Degenerative – The advent of susceptibility weighted imaging has led to an increase in the diagnosis of superficial siderosis, and an interesting study by Pichler et al. in Stroke investigated the prevalence in an elderly population. They found the incidence increased with age (0.21% at 50-69, 1.49% >69) and correlated with higher Apolipoprotein E e2 genotype and a higher likelihood of a positive amyloid PET, implicating cerebral amyloid angiopathy as the most common mechanism, and they therefore suggest follow-up imaging to assess risk of further haemorrhage.
The many different causes of dementia are covered in a comprehensive review by Desai et al. in Neurographics – the detailed table covering the imaging and clinical features of the different aetiologies is a particularly handy quick reference guide.

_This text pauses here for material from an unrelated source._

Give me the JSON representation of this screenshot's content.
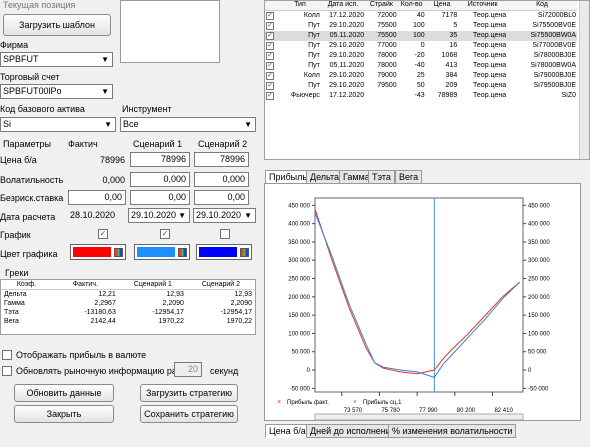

Paediatrics – Adams et al. present an in-depth review of congenital brain stem abnormalities, and manage to make a complex topic admirably clear and practical, using the embryological and molecular underpinnings of the brain stem to classify the imaging phenotypes.
In Pediatric Radiology, Linscott et al. examine venous disease in children, covering the pathophysiology and the imaging features of acute and chronic venous injury.
Miscellaneous – An MDT can be a great opportunity to learn and share knowledge with fellow clinicians, or can be an opportunity for humiliation for an unsuspecting trainee. A survey by the JRF published in the BJR looks at the trainee experience of MDTs and subsequently provides a guide to approaching MDTs based on their findings. This can often be insufficiently covered in training and the article provides a good opportunity to think about training needs in this context, and is well worth a read.
That’s all for now, see you next month!